*** RECORD SET Section Begins ***

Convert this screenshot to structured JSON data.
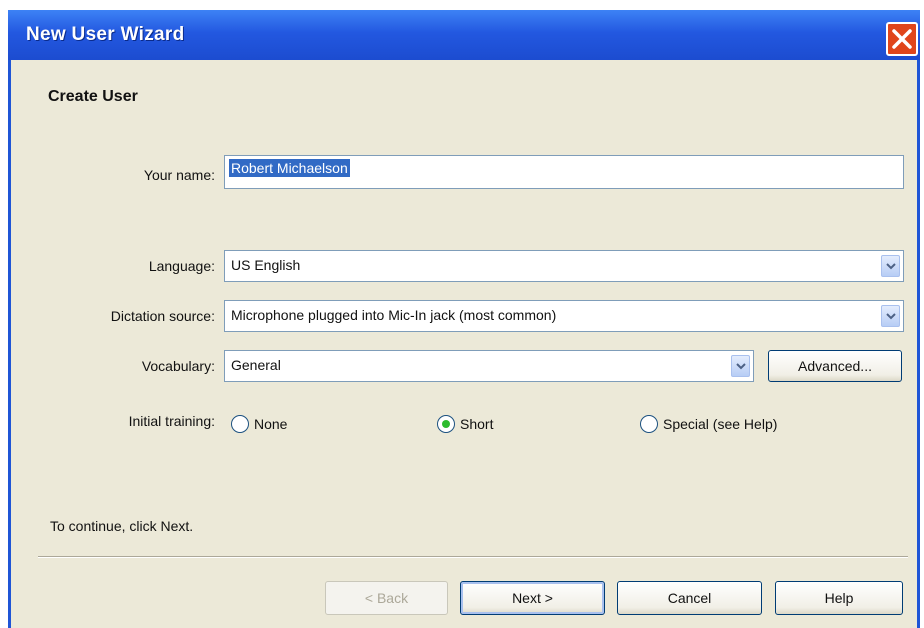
{
  "window": {
    "title": "New User Wizard"
  },
  "section_title": "Create User",
  "fields": {
    "name_label": "Your name:",
    "name_value": "Robert Michaelson",
    "language_label": "Language:",
    "language_value": "US English",
    "dictation_label": "Dictation source:",
    "dictation_value": "Microphone plugged into Mic-In jack (most common)",
    "vocabulary_label": "Vocabulary:",
    "vocabulary_value": "General",
    "advanced_button": "Advanced..."
  },
  "training": {
    "label": "Initial training:",
    "options": [
      {
        "label": "None",
        "selected": false
      },
      {
        "label": "Short",
        "selected": true
      },
      {
        "label": "Special (see Help)",
        "selected": false
      }
    ]
  },
  "footer": {
    "continue_text": "To continue, click Next.",
    "back_label": "< Back",
    "next_label": "Next >",
    "cancel_label": "Cancel",
    "help_label": "Help"
  },
  "colors": {
    "titlebar": "#2358e0",
    "selection": "#316ac5",
    "radio_dot": "#2dbb2d",
    "close": "#e0451b"
  },
  "icons": {
    "close": "close-icon",
    "dropdown": "chevron-down-icon"
  }
}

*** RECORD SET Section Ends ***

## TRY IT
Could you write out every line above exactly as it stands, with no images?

## RESULT OF THIS TASK
Convert this screenshot to structured JSON data.
{
  "window": {
    "title": "New User Wizard"
  },
  "section_title": "Create User",
  "fields": {
    "name_label": "Your name:",
    "name_value": "Robert Michaelson",
    "language_label": "Language:",
    "language_value": "US English",
    "dictation_label": "Dictation source:",
    "dictation_value": "Microphone plugged into Mic-In jack (most common)",
    "vocabulary_label": "Vocabulary:",
    "vocabulary_value": "General",
    "advanced_button": "Advanced..."
  },
  "training": {
    "label": "Initial training:",
    "options": [
      {
        "label": "None",
        "selected": false
      },
      {
        "label": "Short",
        "selected": true
      },
      {
        "label": "Special (see Help)",
        "selected": false
      }
    ]
  },
  "footer": {
    "continue_text": "To continue, click Next.",
    "back_label": "< Back",
    "next_label": "Next >",
    "cancel_label": "Cancel",
    "help_label": "Help"
  },
  "colors": {
    "titlebar": "#2358e0",
    "selection": "#316ac5",
    "radio_dot": "#2dbb2d",
    "close": "#e0451b"
  },
  "icons": {
    "close": "close-icon",
    "dropdown": "chevron-down-icon"
  }
}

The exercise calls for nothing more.